An interesting nugget from the new Pew Research Center poll of the 2016 Election: Among voters under 30 years old, Trump is at 21% and Libertarian candidate Gary Johnson is at 22%t.
Yes, Trump is in danger of finishing third among young voters, at least according to this one poll. But it's not the only one showing him struggling with them.
Similarly, a Quinnipiac University poll last week showed Johnson and Green Party nominee Jill Stein combining to take slightly more millennials, defined as 18-34 years old in this case, than Trump. They combined for 22%, while Trump was again at 21. Stein wasn't an option in the Pew poll.
Suffolk University also showed Johnson carving off a significant portion of young voters from 18-34 year-olds, at 15% to Trump's 27%.
And Fox News had Trump up just 30% and 18% for Johnson among this same demographic.
So could Trump actually finish behind Johnson, or even take less of the youth vote than the two top Third-Party candidates, as the Q poll suggests?
It's possible. But we're dealing with small sub-samples with large margins of error here. In addition, earlier polls with age-demographic data don't show Trump struggling quite so much. A Washington Post-ABC poll showed Trump leading Johnson and Stein 32%-11%-7%, though the sample there was voters aged 18-39, and Monmouth University last month showed Trump at 30%, Johnson at 14% and Stein at 6% among voters 18-34. Still not great numbers for Trump, but not quite as bad.
It's also generally true that Third-Party candidates poll better than they perform on Election Day, when voters might opt for someone who has a much better chance of actually winning.
It's also not clear that all or even most of Johnson's support comes at Trump's expense. The Pew poll, for example, showed Hillary Clinton leading Trump by nine points with or without Johnson in the race, 45%-36% with Johnson and 51%-42% without him.

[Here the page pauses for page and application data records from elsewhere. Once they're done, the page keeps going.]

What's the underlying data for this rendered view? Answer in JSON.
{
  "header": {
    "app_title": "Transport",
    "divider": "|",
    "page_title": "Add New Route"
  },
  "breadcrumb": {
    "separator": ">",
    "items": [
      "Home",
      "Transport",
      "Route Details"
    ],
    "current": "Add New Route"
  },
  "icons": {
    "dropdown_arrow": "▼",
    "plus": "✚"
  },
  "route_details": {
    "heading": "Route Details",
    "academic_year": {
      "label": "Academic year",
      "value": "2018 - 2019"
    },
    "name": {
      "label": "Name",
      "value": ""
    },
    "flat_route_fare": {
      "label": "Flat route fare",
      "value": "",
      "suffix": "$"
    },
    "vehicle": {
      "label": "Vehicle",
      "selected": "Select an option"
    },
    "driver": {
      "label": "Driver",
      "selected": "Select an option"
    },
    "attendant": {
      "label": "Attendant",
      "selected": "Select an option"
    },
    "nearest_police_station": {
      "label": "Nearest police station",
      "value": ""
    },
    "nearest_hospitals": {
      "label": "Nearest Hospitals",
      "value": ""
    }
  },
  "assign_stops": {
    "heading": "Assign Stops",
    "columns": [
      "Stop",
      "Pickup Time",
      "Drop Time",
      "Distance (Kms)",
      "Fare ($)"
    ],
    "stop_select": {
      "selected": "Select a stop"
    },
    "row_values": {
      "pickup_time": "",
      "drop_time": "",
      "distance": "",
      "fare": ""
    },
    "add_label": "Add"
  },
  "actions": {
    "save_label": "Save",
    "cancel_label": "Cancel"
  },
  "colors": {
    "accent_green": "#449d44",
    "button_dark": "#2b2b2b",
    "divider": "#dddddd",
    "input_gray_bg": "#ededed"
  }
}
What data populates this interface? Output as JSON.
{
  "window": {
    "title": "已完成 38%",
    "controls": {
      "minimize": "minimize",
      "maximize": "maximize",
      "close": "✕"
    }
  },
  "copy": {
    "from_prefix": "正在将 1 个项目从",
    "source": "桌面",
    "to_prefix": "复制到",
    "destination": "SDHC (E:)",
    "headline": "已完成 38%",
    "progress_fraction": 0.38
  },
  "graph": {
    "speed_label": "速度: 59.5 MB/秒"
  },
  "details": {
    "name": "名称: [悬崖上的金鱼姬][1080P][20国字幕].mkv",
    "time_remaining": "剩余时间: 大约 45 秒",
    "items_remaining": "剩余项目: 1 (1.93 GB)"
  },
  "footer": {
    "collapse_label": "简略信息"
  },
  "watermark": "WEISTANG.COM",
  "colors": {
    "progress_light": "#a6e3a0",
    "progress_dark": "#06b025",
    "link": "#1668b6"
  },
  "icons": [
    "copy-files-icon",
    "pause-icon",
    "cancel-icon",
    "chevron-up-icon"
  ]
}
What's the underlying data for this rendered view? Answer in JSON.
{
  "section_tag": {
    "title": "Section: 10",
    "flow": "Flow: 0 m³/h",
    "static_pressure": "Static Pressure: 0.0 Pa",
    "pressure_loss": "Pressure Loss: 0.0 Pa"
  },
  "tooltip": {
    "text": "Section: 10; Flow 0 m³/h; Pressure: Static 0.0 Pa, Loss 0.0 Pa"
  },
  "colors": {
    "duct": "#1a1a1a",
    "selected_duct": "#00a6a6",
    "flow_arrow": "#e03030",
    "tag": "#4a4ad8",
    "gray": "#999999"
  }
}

FiveThirtyEight has a good breakdown of just where Johnson's support is drawn from and how it might actually come more from Clinton. Harry Enten writes:
The majority of pollsters (12) have Clinton’s margin over Trump shrinking when at least one Third-Party candidate is included. The difference in margins, however, varies among pollsters, and a few, such as Ipsos, have Clinton’s lead rising by the tiniest of bits when at least Johnson is included. Overall, including Third-Party candidates takes about 1 percentage point away from Clinton’s margin, on average.
But it's also true that young people are a much friendlier demographic for Third-Party candidates. They are more likely to identify as independents and supporters of Third Parties, and it's no coincidence that they have led the way for politicians like Ron Paul and Bernie Sanders in recent years.
Young people also happen to be among the most resistant to both Trump and Clinton. Post-ABC polling shows about 6 in 10 don't like Clinton and 75% don't like Trump. Both are the highest among any age group.
That's a lot of young people looking for an alternative. If Gary Johnson and/or Jill Stein are to be the rare Third-Party candidates to gain traction, it will probably start with them.
NYC Wins When Everyone Can Vote! Michael H. Drucker